“Due to the dry land surface,” she said, “even before this recent heatwave, vegetation aridity in California was extremely high, which is a warning sign for wildfire severity in the upcoming season.”
For even worse news, we have to look a little closer at the conditions on the ground that fuel Southwestern fires, and the way they can compound one another. Christopher Field, also of Stanford, who studies what the college calls “ecosystem responses to global climate change,” including changes in plants, believes the present situation to be an “especially serious” one.
“A tree that can tolerate a year or two of serious drought can die in a third year,” he said.

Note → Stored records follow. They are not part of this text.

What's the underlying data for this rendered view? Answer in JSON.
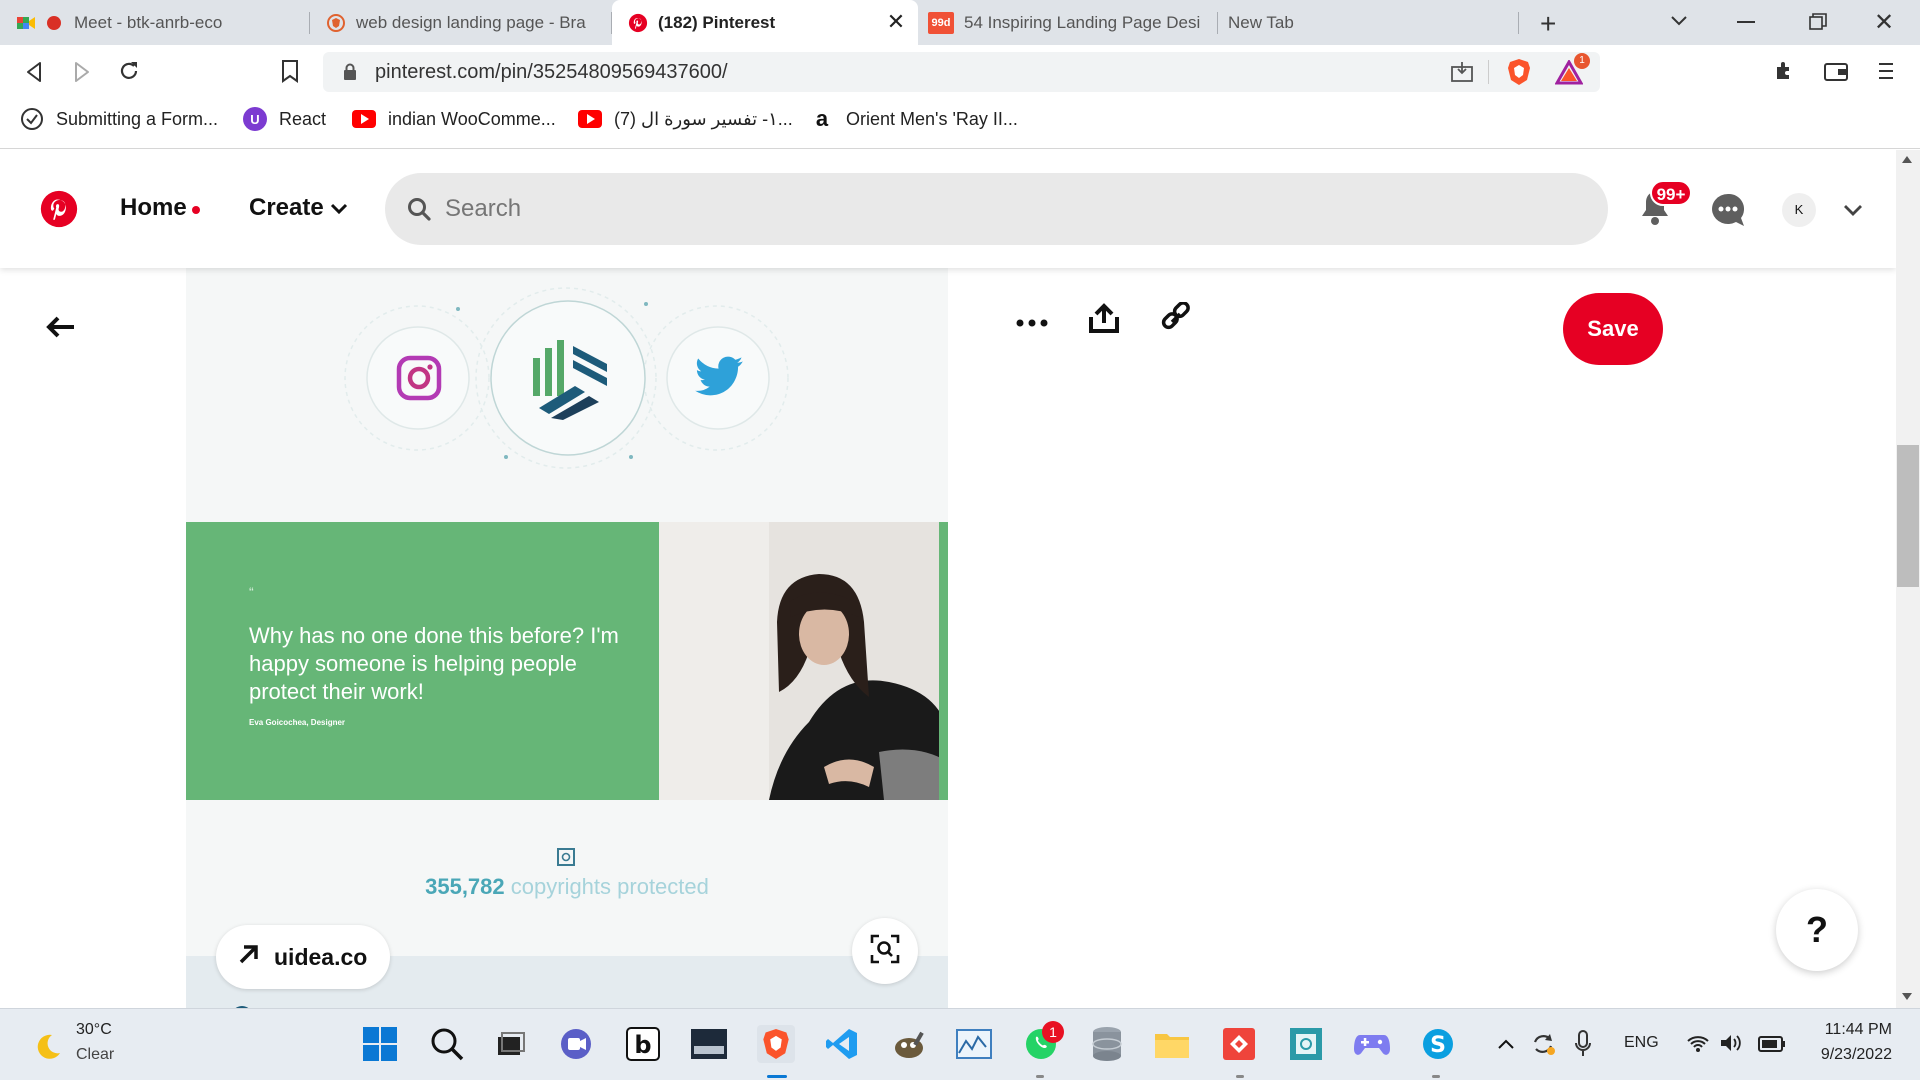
{
  "tabs": [
    {
      "title": "Meet - btk-anrb-eco",
      "icon": "google-meet-icon"
    },
    {
      "title": "web design landing page - Bra",
      "icon": "brave-search-icon"
    },
    {
      "title": "(182) Pinterest",
      "icon": "pinterest-icon",
      "active": true
    },
    {
      "title": "54 Inspiring Landing Page Desi",
      "icon": "99designs-icon",
      "favicon_text": "99d"
    },
    {
      "title": "New Tab",
      "icon": "none"
    }
  ],
  "address": {
    "url": "pinterest.com/pin/35254809569437600/",
    "rewards_badge": "1"
  },
  "bookmarks": [
    {
      "label": "Submitting a Form...",
      "icon": "check-circle-icon"
    },
    {
      "label": "React",
      "icon": "react-bookmark-icon",
      "favicon_text": "U"
    },
    {
      "label": "indian WooComme...",
      "icon": "youtube-icon"
    },
    {
      "label": "(7) ١- تفسير سورة ال...",
      "icon": "youtube-icon"
    },
    {
      "label": "Orient Men's 'Ray II...",
      "icon": "amazon-icon",
      "favicon_text": "a"
    }
  ],
  "header": {
    "home_label": "Home",
    "create_label": "Create",
    "search_placeholder": "Search",
    "notifications_badge": "99+",
    "avatar_initial": "K"
  },
  "pin": {
    "quote_mark": "“",
    "quote": "Why has no one done this before? I'm happy someone is helping people protect their work!",
    "quote_author": "Eva Goicochea, Designer",
    "stat_number": "355,782",
    "stat_text": "copyrights protected",
    "source": "uidea.co",
    "save_label": "Save",
    "help_label": "?"
  },
  "taskbar": {
    "weather_temp": "30°C",
    "weather_desc": "Clear",
    "whatsapp_badge": "1",
    "language": "ENG",
    "time": "11:44 PM",
    "date": "9/23/2022"
  },
  "colors": {
    "pinterest_red": "#e60023",
    "green_band": "#66b677",
    "stat_teal": "#4aa7b7"
  }
}
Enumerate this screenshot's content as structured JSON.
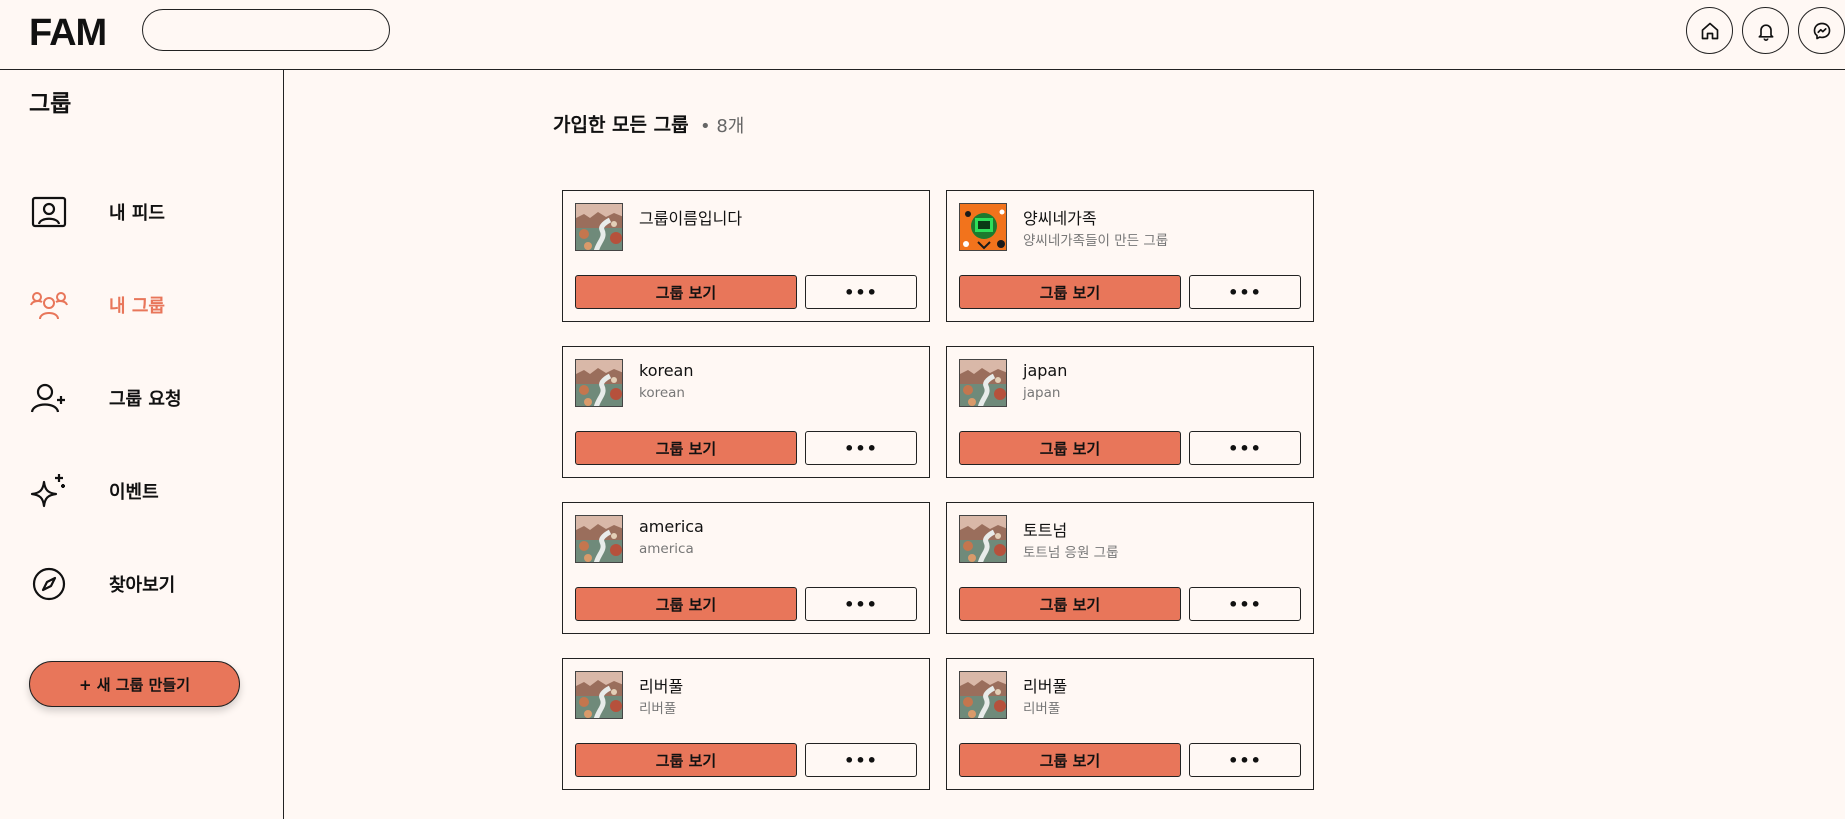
{
  "header": {
    "logo": "FAM",
    "search_placeholder": "",
    "icons": [
      "home-icon",
      "bell-icon",
      "messenger-icon"
    ]
  },
  "sidebar": {
    "title": "그룹",
    "items": [
      {
        "label": "내 피드",
        "icon": "profile-frame-icon",
        "active": false
      },
      {
        "label": "내 그룹",
        "icon": "people-group-icon",
        "active": true
      },
      {
        "label": "그룹 요청",
        "icon": "user-add-icon",
        "active": false
      },
      {
        "label": "이벤트",
        "icon": "sparkle-icon",
        "active": false
      },
      {
        "label": "찾아보기",
        "icon": "compass-icon",
        "active": false
      }
    ],
    "create_button": "+ 새 그룹 만들기"
  },
  "main": {
    "heading": "가입한 모든 그룹",
    "count": "• 8개",
    "view_button_label": "그룹 보기",
    "more_button_label": "•••",
    "groups": [
      {
        "name": "그룹이름입니다",
        "description": "",
        "thumb": "painting"
      },
      {
        "name": "양씨네가족",
        "description": "양씨네가족들이 만든 그룹",
        "thumb": "orange"
      },
      {
        "name": "korean",
        "description": "korean",
        "thumb": "painting"
      },
      {
        "name": "japan",
        "description": "japan",
        "thumb": "painting"
      },
      {
        "name": "america",
        "description": "america",
        "thumb": "painting"
      },
      {
        "name": "토트넘",
        "description": "토트넘 응원 그룹",
        "thumb": "painting"
      },
      {
        "name": "리버풀",
        "description": "리버풀",
        "thumb": "painting"
      },
      {
        "name": "리버풀",
        "description": "리버풀",
        "thumb": "painting"
      }
    ]
  },
  "colors": {
    "accent": "#e8765a",
    "background": "#fff8f4",
    "border": "#222222"
  }
}
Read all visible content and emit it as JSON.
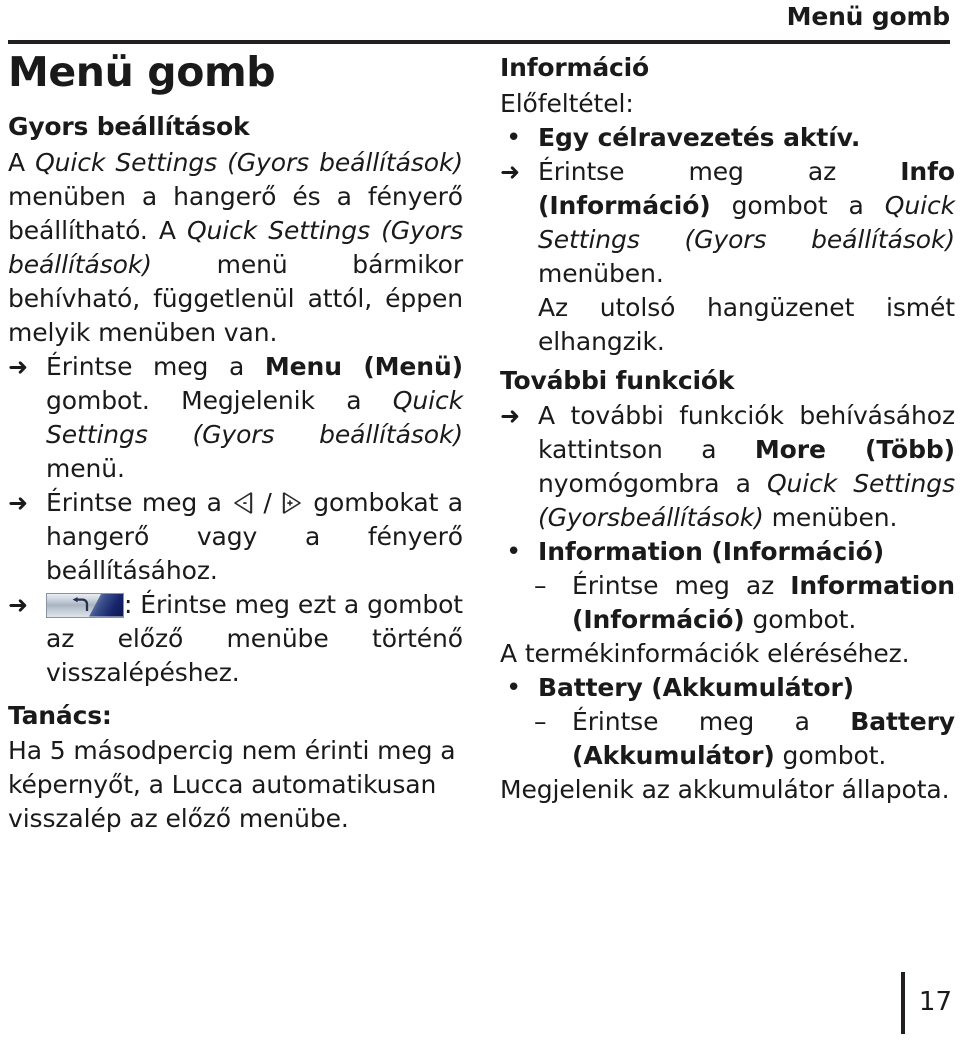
{
  "header": {
    "running_title": "Menü gomb"
  },
  "left": {
    "doc_title": "Menü gomb",
    "section1_heading": "Gyors beállítások",
    "para1": {
      "a": "A ",
      "b_italic": "Quick Settings (Gyors beállítások)",
      "c": " menüben a hangerő és a fényerő beállítható. A ",
      "d_italic": "Quick Settings (Gyors beállítások)",
      "e": " menü bármikor behívható, függetlenül attól, éppen melyik menüben van."
    },
    "step1": {
      "marker": "arrow-right-icon",
      "a": "Érintse meg a ",
      "b_bold": "Menu (Menü)",
      "c": " gombot. Megjelenik a ",
      "d_italic": "Quick Settings (Gyors beállítások)",
      "e": " menü."
    },
    "step2": {
      "marker": "arrow-right-icon",
      "a": "Érintse meg a ",
      "icon_left": "volume-down-button-icon",
      "separator": " / ",
      "icon_right": "volume-up-button-icon",
      "b": " gombokat a hangerő vagy a fényerő beállításához."
    },
    "step3": {
      "marker": "arrow-right-icon",
      "icon": "back-button-icon",
      "a": ": Érintse meg ezt a gombot az előző menübe történő visszalépéshez."
    },
    "tip_heading": "Tanács:",
    "tip_text": "Ha 5 másodpercig nem érinti meg a képernyőt, a Lucca automatikusan visszalép az előző menübe."
  },
  "right": {
    "section1_heading": "Információ",
    "precondition_label": "Előfeltétel:",
    "precondition_item": {
      "marker": "bullet-icon",
      "text_bold": "Egy célravezetés aktív."
    },
    "step1": {
      "marker": "arrow-right-icon",
      "a": "Érintse meg az ",
      "b_bold": "Info (Információ)",
      "c": " gombot a ",
      "d_italic": "Quick Settings (Gyors beállítások)",
      "e": " menüben."
    },
    "step1_follow": "Az utolsó hangüzenet ismét elhangzik.",
    "section2_heading": "További funkciók",
    "step2": {
      "marker": "arrow-right-icon",
      "a": "A további funkciók behívásához kattintson a ",
      "b_bold": "More (Több)",
      "c": " nyomógombra a ",
      "d_italic": "Quick Settings (Gyorsbeállítások)",
      "e": " menüben."
    },
    "item_information": {
      "marker": "bullet-icon",
      "label_bold": "Information (Információ)"
    },
    "item_information_sub": {
      "marker": "dash-icon",
      "a": "Érintse meg az ",
      "b_bold": "Information (Információ)",
      "c": " gombot."
    },
    "item_information_follow": "A termékinformációk eléréséhez.",
    "item_battery": {
      "marker": "bullet-icon",
      "label_bold": "Battery (Akkumulátor)"
    },
    "item_battery_sub": {
      "marker": "dash-icon",
      "a": "Érintse meg a ",
      "b_bold": "Battery (Akkumulátor)",
      "c": " gombot."
    },
    "item_battery_follow": "Megjelenik az akkumulátor állapota."
  },
  "footer": {
    "page_number": "17"
  },
  "markers": {
    "arrow": "➜",
    "bullet": "•",
    "dash": "–",
    "slash": "/",
    "colon": ":"
  },
  "colors": {
    "text": "#1a1a1a",
    "rule": "#231f20",
    "icon_back_blue": "#16246b",
    "icon_back_silver": "#cfd7e0"
  }
}
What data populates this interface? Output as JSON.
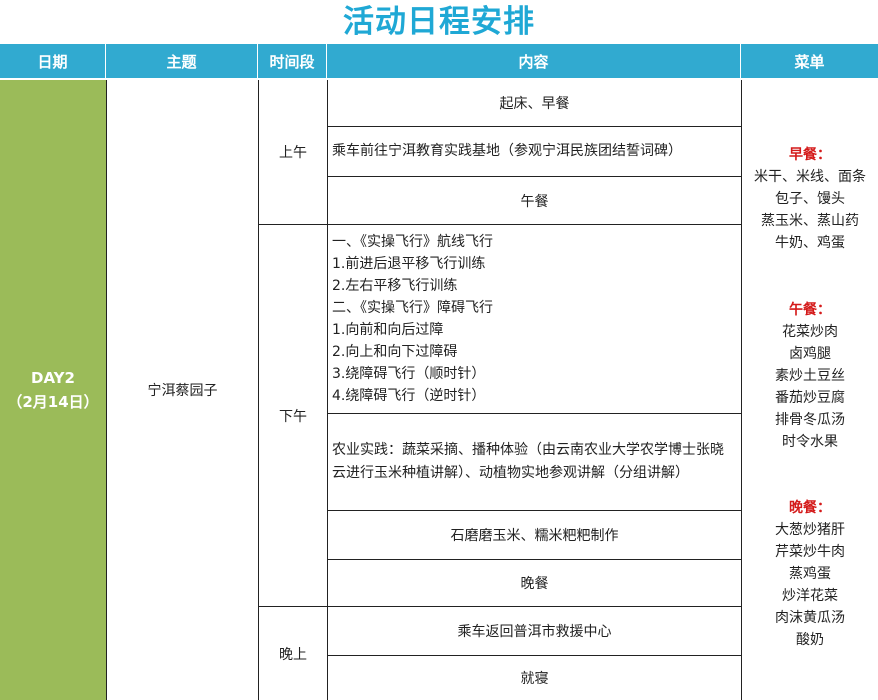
{
  "title": "活动日程安排",
  "header": {
    "date": "日期",
    "theme": "主题",
    "period": "时间段",
    "content": "内容",
    "menu": "菜单"
  },
  "day": {
    "label": "DAY2",
    "date": "（2月14日）"
  },
  "theme": "宁洱蔡园子",
  "periods": {
    "morning": "上午",
    "afternoon": "下午",
    "evening": "晚上"
  },
  "rows": {
    "r1": "起床、早餐",
    "r2": "乘车前往宁洱教育实践基地（参观宁洱民族团结誓词碑）",
    "r3": "午餐",
    "r4": [
      "一、《实操飞行》航线飞行",
      "1.前进后退平移飞行训练",
      "2.左右平移飞行训练",
      "二、《实操飞行》障碍飞行",
      "1.向前和向后过障",
      "2.向上和向下过障碍",
      "3.绕障碍飞行（顺时针）",
      "4.绕障碍飞行（逆时针）"
    ],
    "r5": "农业实践：蔬菜采摘、播种体验（由云南农业大学农学博士张晓云进行玉米种植讲解）、动植物实地参观讲解（分组讲解）",
    "r6": "石磨磨玉米、糯米粑粑制作",
    "r7": "晚餐",
    "r8": "乘车返回普洱市救援中心",
    "r9": "就寝"
  },
  "menu": {
    "breakfast": {
      "title": "早餐：",
      "items": [
        "米干、米线、面条",
        "包子、馒头",
        "蒸玉米、蒸山药",
        "牛奶、鸡蛋"
      ]
    },
    "lunch": {
      "title": "午餐：",
      "items": [
        "花菜炒肉",
        "卤鸡腿",
        "素炒土豆丝",
        "番茄炒豆腐",
        "排骨冬瓜汤",
        "时令水果"
      ]
    },
    "dinner": {
      "title": "晚餐：",
      "items": [
        "大葱炒猪肝",
        "芹菜炒牛肉",
        "蒸鸡蛋",
        "炒洋花菜",
        "肉沫黄瓜汤",
        "酸奶"
      ]
    }
  },
  "colors": {
    "title": "#1fa8d5",
    "header_bg": "#31aad0",
    "day_bg": "#9bbb59",
    "meal_title": "#d41a1a"
  }
}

And given that we’re in a long-term drought, it’s safe to say a lot of last year’s thirsty trees are this year’s dead trees. Then, as we saw last year, multiple fires happen at the same time, and a fire that might have been manageable in the past could become a lost cause.
As Field put it, “a firefighting unit... has options when it can focus resources on one or a few fires, but it has a lot fewer options when there are 50 or 100 fires at once (and fires in other jurisdictions at the same time).”
Alongside the fires, this year we will also face what Jones called the “social consequences” of a drought this severe.
“When things are as bad as they appear they are going to be, there is a strong chance of conflict,” he said. “There are a lot of competing interests for land, water, and financial resources throughout the West, and a major drought is likely to be a choke point where the trade-offs between these different interests come due.”
If you’ve ever seen Chinatown, you’ve seen a small sample of this. Los Angeles was built on a parched section of Southern California, and exists because it draws water from the Owens Valley to its north, and the Colorado River to its east.
“The Colorado River system drains a very large area,” said Alex Hall, a professor at the Department of Atmospheric and Oceanic Sciences at UCLA. “It was already in severe water deficit before the current drought, and it looks to be headed towards the first official water shortage declaration in its history.”
“In a widespread drought like the present,” Field added, “both the Colorado Basin and Northern California have decreased ability to provide water to Southern California.”
What this sort of thing literally means is that someone who needs water—usually to support an agricultural company—butts heads with an authority like the federal government, when it’s announced that some reservoir is too dry to release any more water. So an organized group of farming sector business operators might threaten to simply smash open a reservoir. Such a threat has been percolating since at least May at the Klamath Project in Southern Oregon and Northern California. The situation has not yet been resolved.
“We need to come together as a society right now, not just for the drought and fire conditions in the West, but for the flooding in the Midwest and South, the vulnerability to increasingly wet storms in the East and South, and the general economic and social crisis besetting rural America,” Jones said.
Arjun Heimsath, a professor at Arizona State University’s School of Sustainability who has studied watersheds in places like the Himalayas, and now lives in hot, dry Arizona, has a unique, global perspective on the situation.
That doesn’t put his mind at ease.
“Of course I’m worried, as everyone should be,” he said. In spite of the drought, and climate change in general, he said, “most of the U.S. remains fixated on continued development, keeping their big cars and trucks clean and watering their lawns.”
“The heat waves and drought,” Heimsath said, “are going to continue to get worse and worse, and ultimately make much of the West uninhabitable.”